NASHVILLE, Tenn. (WKRN) – On Thursday, Metro Nashville Public Health Director, Dr. Gill Wright, penned a letter outlining his opposition to a city-wide mask mandate.
The letter came after Metro City Council passed a resolution last week urging MDPH to implement a mandate as COVID cases rise in Tennessee.
In the letter, Dr. Wright says the Metro Public Health Department is following CDC recommendations, which do not presently include mandates.
“At present the CDC does not require mask mandates. It does strongly encourage the wearing of masks indoors. MPHD unequivocally agrees. Masks should be worn indoors in all public spaces in which people mingle in close quarters for more than a few minutes.”
The letter also said the last time there was a city-wide mask mandate, COVID-19 vaccines were not available. The only tools the community had to fight the virus were masks and social distancing. Just under 54 percent of Davidson County was fully vaccinated as of Thursday.
According to the CDC website, Tennessee currently has the highest number of new cases per capita and the highest 7-day positivity rate in the country. Councilwoman Joy Styles says that alone should be enough to impose a mask mandate. She called Dr. Wright’s letter “garbage” and “negligent.”
“This isn’t political; this is about lives,” Styles said.
On the flipside, Councilman Steve Glover was pleased to see that Dr. Wright is not planning on implementing a mask mandate and doesn’t think the city council should either.
“Let’s let people be responsible. People are responsible. I think everyone does understand that there’s seriousness about this illness. This is a disease. We know it can spread very easily. But to do a mask mandate by the city council? Man, that is beyond government overreach,” Glover said.

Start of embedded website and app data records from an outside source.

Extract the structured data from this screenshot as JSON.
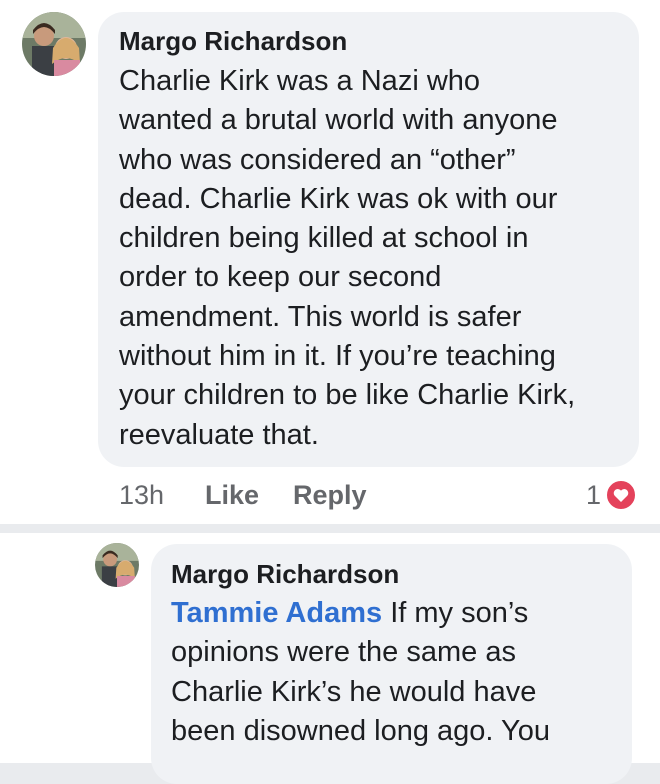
{
  "comment": {
    "author": "Margo Richardson",
    "text": "Charlie Kirk was a Nazi who\nwanted a brutal world with anyone\nwho was considered an “other”\ndead. Charlie Kirk was ok with our\nchildren being killed at school in\norder to keep our second\namendment. This world is safer\nwithout him in it. If you’re teaching\nyour children to be like Charlie Kirk,\nreevaluate that.",
    "time": "13h",
    "like_label": "Like",
    "reply_label": "Reply",
    "reaction_count": "1",
    "reaction_icon": "heart-icon",
    "reaction_color": "#e4425b"
  },
  "reply": {
    "author": "Margo Richardson",
    "mention": "Tammie Adams",
    "text_first_line": " If my son’s",
    "text_rest": "opinions were the same as\nCharlie Kirk’s he would have\nbeen disowned long ago. You",
    "mention_color": "#2f6fd1"
  }
}
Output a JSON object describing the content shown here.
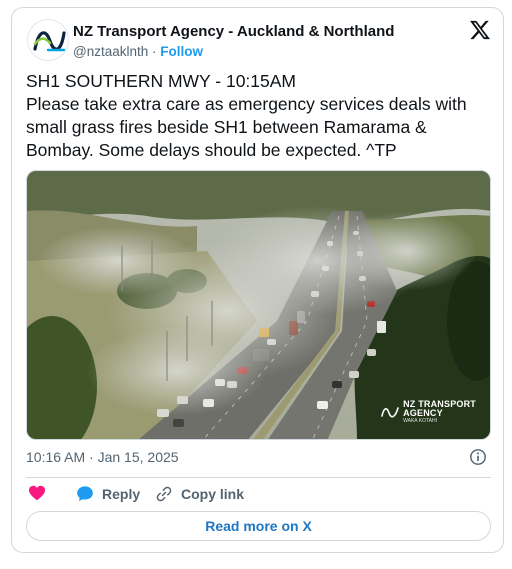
{
  "header": {
    "account_name": "NZ Transport Agency - Auckland & Northland",
    "handle": "@nztaaklnth",
    "separator": " · ",
    "follow_label": "Follow"
  },
  "tweet": {
    "lines": [
      "SH1 SOUTHERN MWY - 10:15AM",
      "Please take extra care as emergency services deals with",
      "small grass fires beside SH1 between Ramarama &",
      "Bombay. Some delays should be expected. ^TP"
    ]
  },
  "media": {
    "watermark_line1": "NZ TRANSPORT",
    "watermark_line2": "AGENCY",
    "watermark_line3": "WAKA KOTAHI"
  },
  "timestamp": "10:16 AM · Jan 15, 2025",
  "actions": {
    "like_label": "",
    "reply_label": "Reply",
    "copy_label": "Copy link"
  },
  "read_more_label": "Read more on X",
  "colors": {
    "accent_blue": "#1d9bf0",
    "like_pink": "#f91880",
    "text_gray": "#536471",
    "border": "#cfd9de"
  },
  "icons": [
    "agency-logo-icon",
    "x-logo-icon",
    "info-icon",
    "heart-icon",
    "reply-bubble-icon",
    "link-icon"
  ]
}
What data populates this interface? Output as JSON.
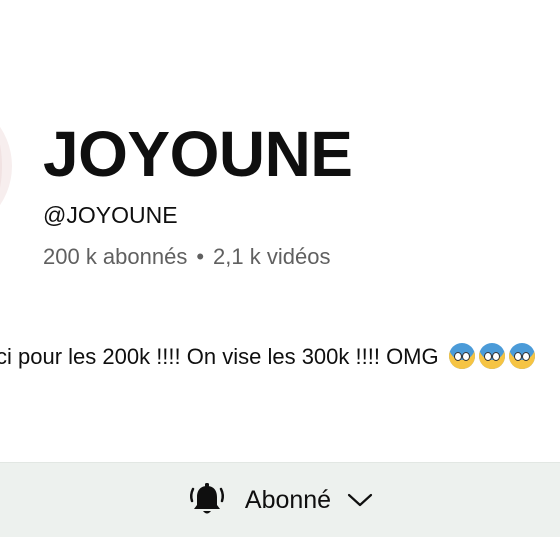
{
  "channel": {
    "name": "JOYOUNE",
    "handle": "@JOYOUNE",
    "subscribers": "200 k abonnés",
    "separator": "•",
    "videos": "2,1 k vidéos",
    "description": "ci pour les 200k  !!!! On vise les 300k !!!! OMG",
    "description_emoji": [
      "face-screaming-in-fear-emoji",
      "face-screaming-in-fear-emoji",
      "face-screaming-in-fear-emoji"
    ]
  },
  "subscribe_button": {
    "label": "Abonné",
    "bell_icon": "bell-ringing-icon",
    "chevron_icon": "chevron-down-icon"
  },
  "colors": {
    "text_primary": "#0f0f0f",
    "text_secondary": "#606060",
    "subscribe_bar_bg": "#edf1ee"
  }
}
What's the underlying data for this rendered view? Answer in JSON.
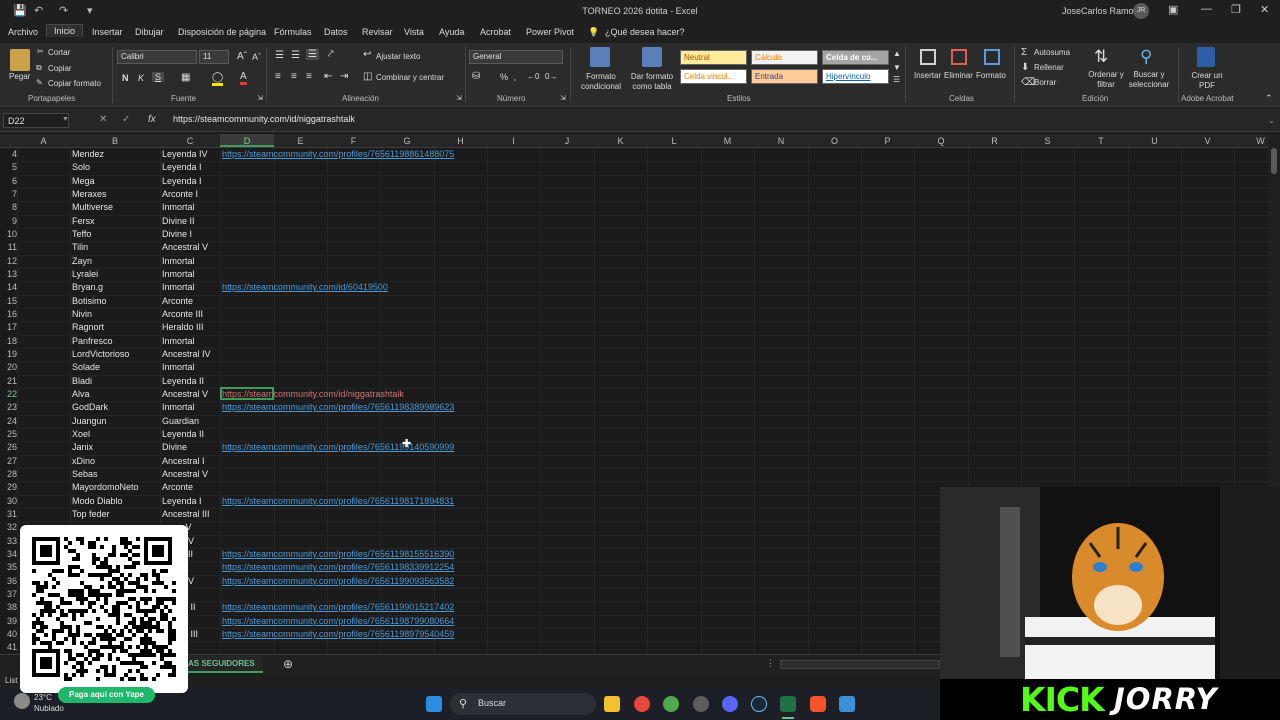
{
  "titlebar": {
    "title": "TORNEO 2026 dotita  -  Excel",
    "user": "JoseCarlos Ramos",
    "user_initials": "JR"
  },
  "ribbon_tabs": [
    "Archivo",
    "Inicio",
    "Insertar",
    "Dibujar",
    "Disposición de página",
    "Fórmulas",
    "Datos",
    "Revisar",
    "Vista",
    "Ayuda",
    "Acrobat",
    "Power Pivot"
  ],
  "tell_me": "¿Qué desea hacer?",
  "ribbon": {
    "clipboard": {
      "paste": "Pegar",
      "cut": "Cortar",
      "copy": "Copiar",
      "format_painter": "Copiar formato",
      "label": "Portapapeles"
    },
    "font": {
      "name": "Calibri",
      "size": "11",
      "label": "Fuente",
      "bold": "N",
      "italic": "K",
      "underline": "S"
    },
    "alignment": {
      "wrap": "Ajustar texto",
      "merge": "Combinar y centrar",
      "label": "Alineación"
    },
    "number": {
      "format": "General",
      "label": "Número",
      "percent": "%"
    },
    "styles": {
      "conditional": "Formato condicional",
      "as_table": "Dar formato como tabla",
      "label": "Estilos",
      "cells": [
        "Neutral",
        "Cálculo",
        "Celda de co...",
        "Celda vincul...",
        "Entrada",
        "Hipervínculo"
      ]
    },
    "cells_group": {
      "insert": "Insertar",
      "delete": "Eliminar",
      "format": "Formato",
      "label": "Celdas"
    },
    "editing": {
      "autosum": "Autosuma",
      "fill": "Rellenar",
      "clear": "Borrar",
      "sort": "Ordenar y filtrar",
      "find": "Buscar y seleccionar",
      "label": "Edición"
    },
    "acrobat": {
      "create": "Crear un PDF",
      "label": "Adobe Acrobat"
    }
  },
  "formula_bar": {
    "name_box": "D22",
    "formula": "https://steamcommunity.com/id/niggatrashtalk"
  },
  "columns": [
    "A",
    "B",
    "C",
    "D",
    "E",
    "F",
    "G",
    "H",
    "I",
    "J",
    "K",
    "L",
    "M",
    "N",
    "O",
    "P",
    "Q",
    "R",
    "S",
    "T",
    "U",
    "V",
    "W"
  ],
  "rows": [
    {
      "n": "4",
      "b": "Mendez",
      "c": "Leyenda IV",
      "d": "https://steamcommunity.com/profiles/76561198861488075"
    },
    {
      "n": "5",
      "b": "Solo",
      "c": "Leyenda I",
      "d": ""
    },
    {
      "n": "6",
      "b": "Mega",
      "c": "Leyenda I",
      "d": ""
    },
    {
      "n": "7",
      "b": "Meraxes",
      "c": "Arconte I",
      "d": ""
    },
    {
      "n": "8",
      "b": "Multiverse",
      "c": "Inmortal",
      "d": ""
    },
    {
      "n": "9",
      "b": "Fersx",
      "c": "Divine II",
      "d": ""
    },
    {
      "n": "10",
      "b": "Teffo",
      "c": "Divine I",
      "d": ""
    },
    {
      "n": "11",
      "b": "Tilin",
      "c": "Ancestral V",
      "d": ""
    },
    {
      "n": "12",
      "b": "Zayn",
      "c": "Inmortal",
      "d": ""
    },
    {
      "n": "13",
      "b": "Lyralei",
      "c": "Inmortal",
      "d": ""
    },
    {
      "n": "14",
      "b": "Bryan.g",
      "c": "Inmortal",
      "d": "https://steamcommunity.com/id/60419500"
    },
    {
      "n": "15",
      "b": "Botisimo",
      "c": "Arconte",
      "d": ""
    },
    {
      "n": "16",
      "b": "Nivin",
      "c": "Arconte III",
      "d": ""
    },
    {
      "n": "17",
      "b": "Ragnort",
      "c": "Heraldo III",
      "d": ""
    },
    {
      "n": "18",
      "b": "Panfresco",
      "c": "Inmortal",
      "d": ""
    },
    {
      "n": "19",
      "b": "LordVictorioso",
      "c": "Ancestral IV",
      "d": ""
    },
    {
      "n": "20",
      "b": "Solade",
      "c": "Inmortal",
      "d": ""
    },
    {
      "n": "21",
      "b": "Bladi",
      "c": "Leyenda II",
      "d": ""
    },
    {
      "n": "22",
      "b": "Alva",
      "c": "Ancestral V",
      "d": "https://steamcommunity.com/id/niggatrashtalk"
    },
    {
      "n": "23",
      "b": "GodDark",
      "c": "Inmortal",
      "d": "https://steamcommunity.com/profiles/76561198389989623"
    },
    {
      "n": "24",
      "b": "Juangun",
      "c": "Guardian",
      "d": ""
    },
    {
      "n": "25",
      "b": "Xoel",
      "c": "Leyenda II",
      "d": ""
    },
    {
      "n": "26",
      "b": "Janix",
      "c": "Divine",
      "d": "https://steamcommunity.com/profiles/76561199140590999"
    },
    {
      "n": "27",
      "b": "xDino",
      "c": "Ancestral I",
      "d": ""
    },
    {
      "n": "28",
      "b": "Sebas",
      "c": "Ancestral V",
      "d": ""
    },
    {
      "n": "29",
      "b": "MayordomoNeto",
      "c": "Arconte",
      "d": ""
    },
    {
      "n": "30",
      "b": "Modo Diablo",
      "c": "Leyenda I",
      "d": "https://steamcommunity.com/profiles/76561198171894831"
    },
    {
      "n": "31",
      "b": "Top feder",
      "c": "Ancestral III",
      "d": ""
    },
    {
      "n": "32",
      "b": "",
      "c": "o V",
      "d": ""
    },
    {
      "n": "33",
      "b": "",
      "c": "o IV",
      "d": ""
    },
    {
      "n": "34",
      "b": "",
      "c": "e III",
      "d": "https://steamcommunity.com/profiles/76561198155516390"
    },
    {
      "n": "35",
      "b": "",
      "c": "III",
      "d": "https://steamcommunity.com/profiles/76561198339912254"
    },
    {
      "n": "36",
      "b": "",
      "c": "o IV",
      "d": "https://steamcommunity.com/profiles/76561199093563582"
    },
    {
      "n": "37",
      "b": "",
      "c": "V",
      "d": ""
    },
    {
      "n": "38",
      "b": "",
      "c": "ral II",
      "d": "https://steamcommunity.com/profiles/76561199015217402"
    },
    {
      "n": "39",
      "b": "",
      "c": "a I",
      "d": "https://steamcommunity.com/profiles/76561198799080664"
    },
    {
      "n": "40",
      "b": "",
      "c": "ral III",
      "d": "https://steamcommunity.com/profiles/76561198979540459"
    },
    {
      "n": "41",
      "b": "",
      "c": "I",
      "d": ""
    }
  ],
  "sheet_tab": "AS SEGUIDORES",
  "status": "List",
  "weather": {
    "temp": "23°C",
    "desc": "Nublado"
  },
  "taskbar": {
    "search": "Buscar"
  },
  "overlay": {
    "yape": "Paga aquí con Yape",
    "kick_logo": "KICK",
    "streamer": "JORRY"
  },
  "colors": {
    "link": "#4b9ad8",
    "excel_green": "#3f9d5a",
    "kick_green": "#53fc18",
    "yape_green": "#1fb86a"
  }
}
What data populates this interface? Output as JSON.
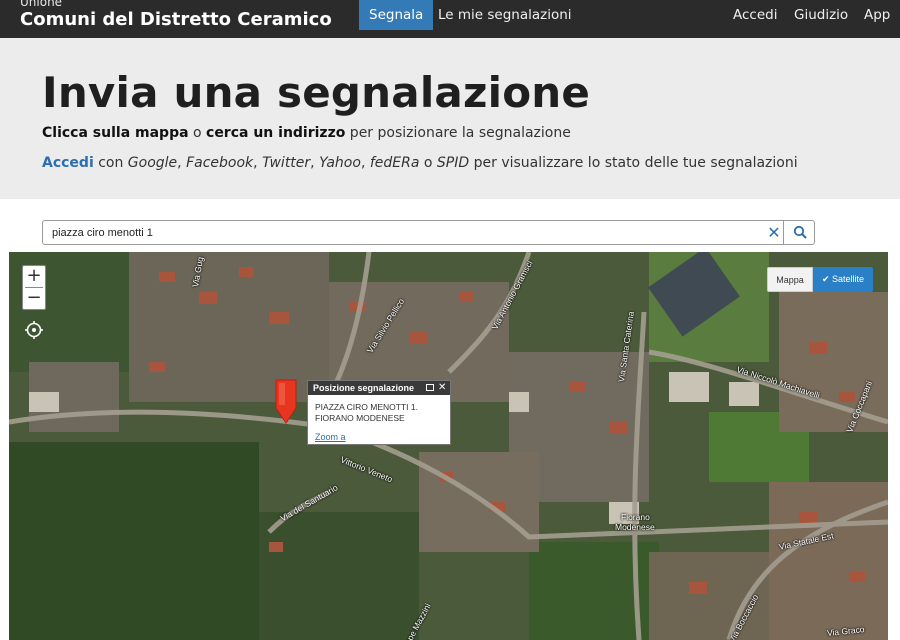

Weeks ago Councilwoman Styles introduced a bill that, if passed by Metro Council, has the power to issue a city-wide mask mandate without the approval of the health department.
“When the health department does not do their job, we are a body that can then look at what can we do if the body that should be handling this isn’t,” Styles said. “What we are allowing are for people to get sicker. People to go into ICU and to potentially die. I don’t want that on my conscience and quite frankly I don’t think the other 39 of us [council members] should have to live with that either.”
The bill requires two more readings at council before it could pass next month. Glover says he will be voting against it.
“I think so much involved with COVID is government overreach right now. look there’s nobody on this planet that doesn’t realize it’s a serious illness. Nobody is denying that, but what we’re saying is simply this, the government does not need to stick its finger or its nose into everybody’s business constantly,” Glover said.